So when Ken Bentsen, the executive vice president for public policy and advocacy at Wall Street's largest trade group, the Securities Industry and Financial Markets Association, talks about this foreclosure fraud crisis, he points out that the homeowners arguing about administrative problems are the ones who've gotten themselves tied up in the foreclosure route in the first place, regrettably. "No one has raised the question that anyone who's going through this process shouldn't have been in the foreclosure process," said Mr. Bentsen, who, as a congressman from Texas, helped write the Sarbanes-Oxley and Gramm-Leach-Bliley acts.
"Look, I think it's just human nature. People want to have a bogeyman," Ralph Cioffi, the former Bear Stearns hedge fund manager, who was found not guilty of fraud, said in a recent Observer profile about anger at banks and bankers. "People don't want to take responsibility for their own actions."

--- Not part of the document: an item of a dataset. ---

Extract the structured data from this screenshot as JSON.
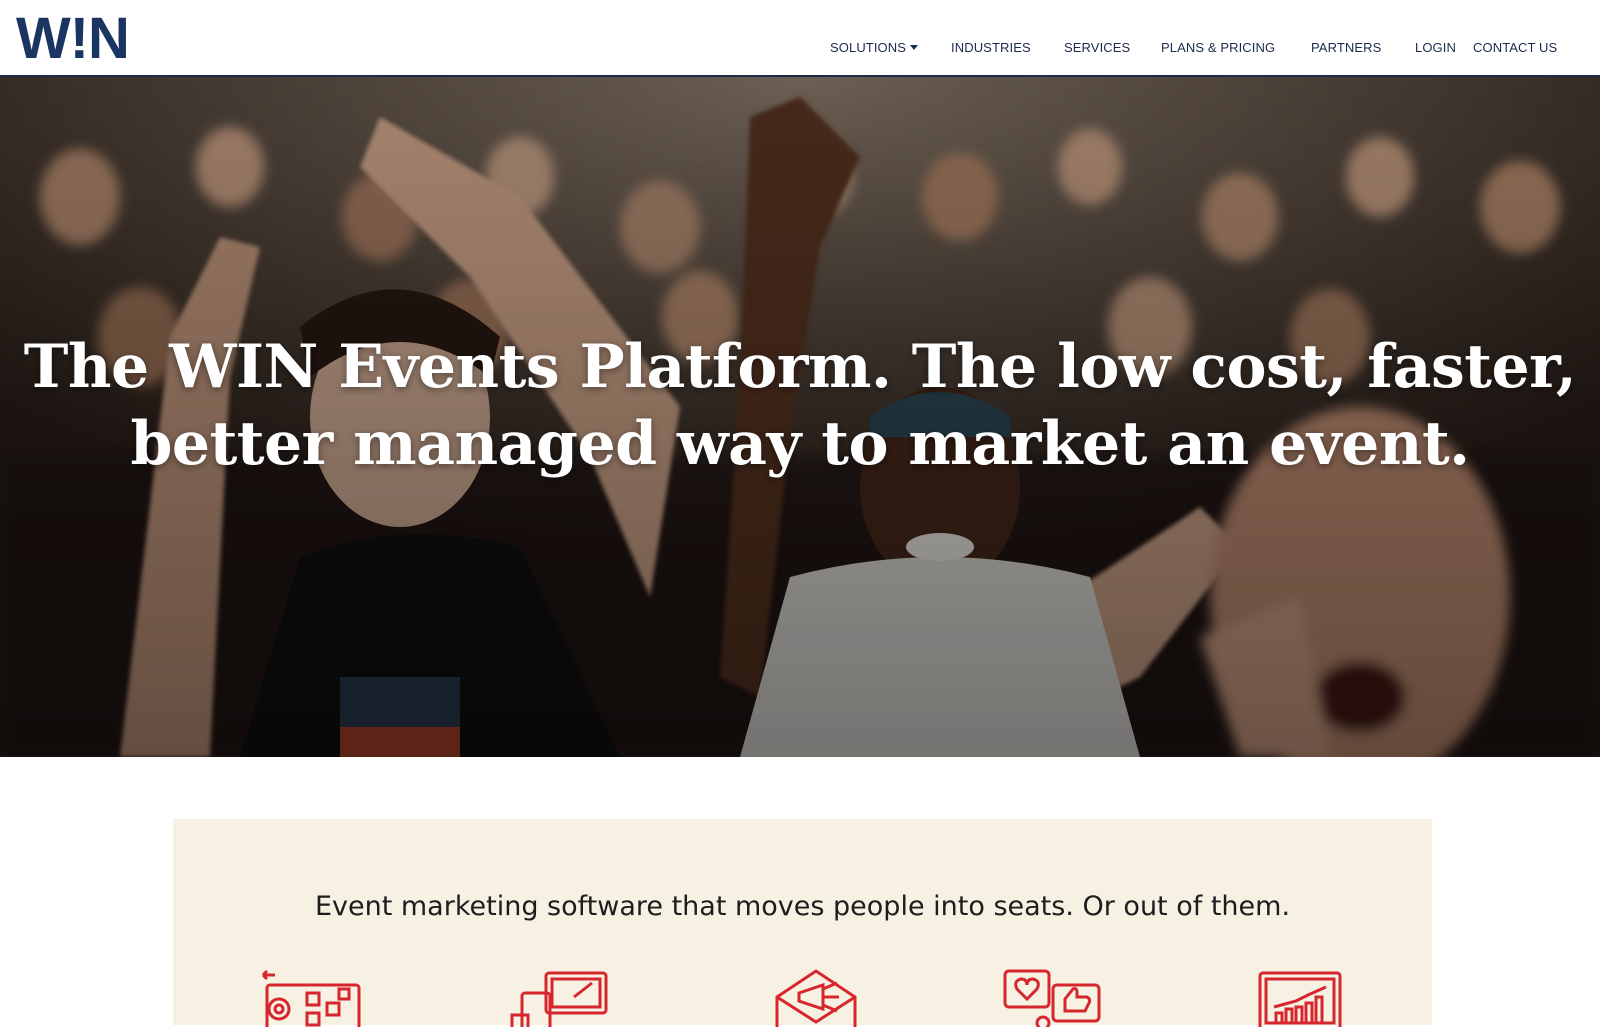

So, the Wall Street titans, having screwed up so badly that they needed to be rescued from their own financial crapulence by the American people, are right back to blaming absolutely everything on poor people. Let the borrowers suffer. I have a tee time to get to!
Never mind that the wealthy are more likely to play the "jingle-mail" card than the poor are. Never mind that the professionals involved all signed off on this nonsense. And never mind that everybody said that the crash couldn't happen, that home prices couldn't go down, and that anybody who said otherwise was a crank. And never mind that the institutions that these guys work for were more precariously leveraged than a thousand insolvent homeowners. No, it all comes back to the OTHER guy.
"Because people don't want to take responsibility for their own actions".